* EXERCISE
Your copy of the listing should match it exactly, only without pictures.

* INFORMATION
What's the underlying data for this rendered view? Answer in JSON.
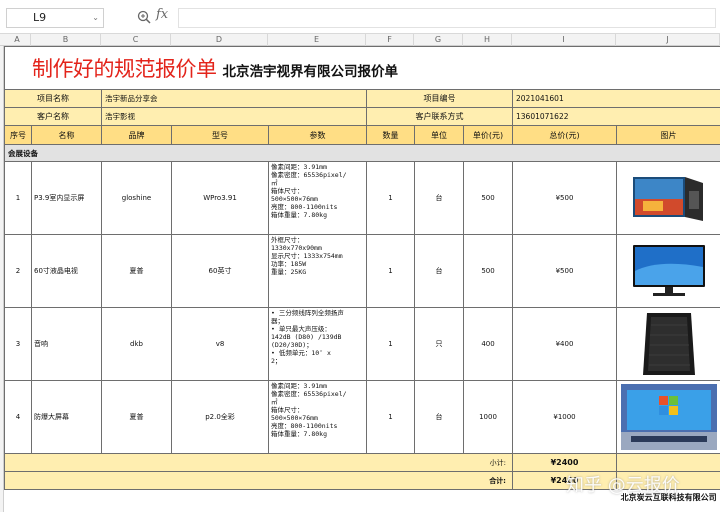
{
  "formula_bar": {
    "cell_ref": "L9",
    "fx_label": "fx",
    "formula_value": ""
  },
  "columns": [
    "A",
    "B",
    "C",
    "D",
    "E",
    "F",
    "G",
    "H",
    "I",
    "J"
  ],
  "title": {
    "main": "制作好的规范报价单",
    "company": "北京浩宇视界有限公司报价单"
  },
  "info": {
    "project_name_label": "项目名称",
    "project_name_value": "浩宇新品分享会",
    "project_no_label": "项目编号",
    "project_no_value": "2021041601",
    "client_label": "客户名称",
    "client_value": "浩宇影视",
    "contact_label": "客户联系方式",
    "contact_value": "13601071622"
  },
  "headers": [
    "序号",
    "名称",
    "品牌",
    "型号",
    "参数",
    "数量",
    "单位",
    "单价(元)",
    "总价(元)",
    "图片"
  ],
  "section": "会展设备",
  "rows": [
    {
      "no": "1",
      "name": "P3.9室内显示屏",
      "brand": "gloshine",
      "model": "WPro3.91",
      "params": [
        "像素间距：3.91mm",
        "像素密度：65536pixel/",
        "㎡",
        "箱体尺寸：",
        "500×500×76mm",
        "亮度：800-1100nits",
        "箱体重量：7.80kg"
      ],
      "qty": "1",
      "unit": "台",
      "price": "500",
      "total": "¥500",
      "image": "led-display-cabinet"
    },
    {
      "no": "2",
      "name": "60寸液晶电视",
      "brand": "夏普",
      "model": "60英寸",
      "params": [
        "外框尺寸：",
        "1330x770x90mm",
        "显示尺寸：1333x754mm",
        "功率：185W",
        "重量：25KG"
      ],
      "qty": "1",
      "unit": "台",
      "price": "500",
      "total": "¥500",
      "image": "lcd-tv"
    },
    {
      "no": "3",
      "name": "音响",
      "brand": "dkb",
      "model": "v8",
      "params": [
        "• 三分频线阵列全频扬声",
        "器；",
        "• 单只最大声压级：",
        "142dB (D80) /139dB",
        "(D20/30D)；",
        "• 低频单元：10″ x",
        "2；"
      ],
      "qty": "1",
      "unit": "只",
      "price": "400",
      "total": "¥400",
      "image": "speaker"
    },
    {
      "no": "4",
      "name": "防爆大屏幕",
      "brand": "夏普",
      "model": "p2.0全彩",
      "params": [
        "像素间距：3.91mm",
        "像素密度：65536pixel/",
        "㎡",
        "箱体尺寸：",
        "500×500×76mm",
        "亮度：800-1100nits",
        "箱体重量：7.80kg"
      ],
      "qty": "1",
      "unit": "台",
      "price": "1000",
      "total": "¥1000",
      "image": "video-wall"
    }
  ],
  "subtotal_label": "小计:",
  "subtotal_value": "¥2400",
  "grand_total_label": "合计:",
  "grand_total_value": "¥2400",
  "footer_company": "北京炭云互联科技有限公司",
  "watermark": "知乎 @云报价"
}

* SOLUTION TO THIS PROBLEM
What's the underlying data for this rendered view? Answer in JSON.
{
  "formula_bar": {
    "cell_ref": "L9",
    "fx_label": "fx",
    "formula_value": ""
  },
  "columns": [
    "A",
    "B",
    "C",
    "D",
    "E",
    "F",
    "G",
    "H",
    "I",
    "J"
  ],
  "title": {
    "main": "制作好的规范报价单",
    "company": "北京浩宇视界有限公司报价单"
  },
  "info": {
    "project_name_label": "项目名称",
    "project_name_value": "浩宇新品分享会",
    "project_no_label": "项目编号",
    "project_no_value": "2021041601",
    "client_label": "客户名称",
    "client_value": "浩宇影视",
    "contact_label": "客户联系方式",
    "contact_value": "13601071622"
  },
  "headers": [
    "序号",
    "名称",
    "品牌",
    "型号",
    "参数",
    "数量",
    "单位",
    "单价(元)",
    "总价(元)",
    "图片"
  ],
  "section": "会展设备",
  "rows": [
    {
      "no": "1",
      "name": "P3.9室内显示屏",
      "brand": "gloshine",
      "model": "WPro3.91",
      "params": [
        "像素间距：3.91mm",
        "像素密度：65536pixel/",
        "㎡",
        "箱体尺寸：",
        "500×500×76mm",
        "亮度：800-1100nits",
        "箱体重量：7.80kg"
      ],
      "qty": "1",
      "unit": "台",
      "price": "500",
      "total": "¥500",
      "image": "led-display-cabinet"
    },
    {
      "no": "2",
      "name": "60寸液晶电视",
      "brand": "夏普",
      "model": "60英寸",
      "params": [
        "外框尺寸：",
        "1330x770x90mm",
        "显示尺寸：1333x754mm",
        "功率：185W",
        "重量：25KG"
      ],
      "qty": "1",
      "unit": "台",
      "price": "500",
      "total": "¥500",
      "image": "lcd-tv"
    },
    {
      "no": "3",
      "name": "音响",
      "brand": "dkb",
      "model": "v8",
      "params": [
        "• 三分频线阵列全频扬声",
        "器；",
        "• 单只最大声压级：",
        "142dB (D80) /139dB",
        "(D20/30D)；",
        "• 低频单元：10″ x",
        "2；"
      ],
      "qty": "1",
      "unit": "只",
      "price": "400",
      "total": "¥400",
      "image": "speaker"
    },
    {
      "no": "4",
      "name": "防爆大屏幕",
      "brand": "夏普",
      "model": "p2.0全彩",
      "params": [
        "像素间距：3.91mm",
        "像素密度：65536pixel/",
        "㎡",
        "箱体尺寸：",
        "500×500×76mm",
        "亮度：800-1100nits",
        "箱体重量：7.80kg"
      ],
      "qty": "1",
      "unit": "台",
      "price": "1000",
      "total": "¥1000",
      "image": "video-wall"
    }
  ],
  "subtotal_label": "小计:",
  "subtotal_value": "¥2400",
  "grand_total_label": "合计:",
  "grand_total_value": "¥2400",
  "footer_company": "北京炭云互联科技有限公司",
  "watermark": "知乎 @云报价"
}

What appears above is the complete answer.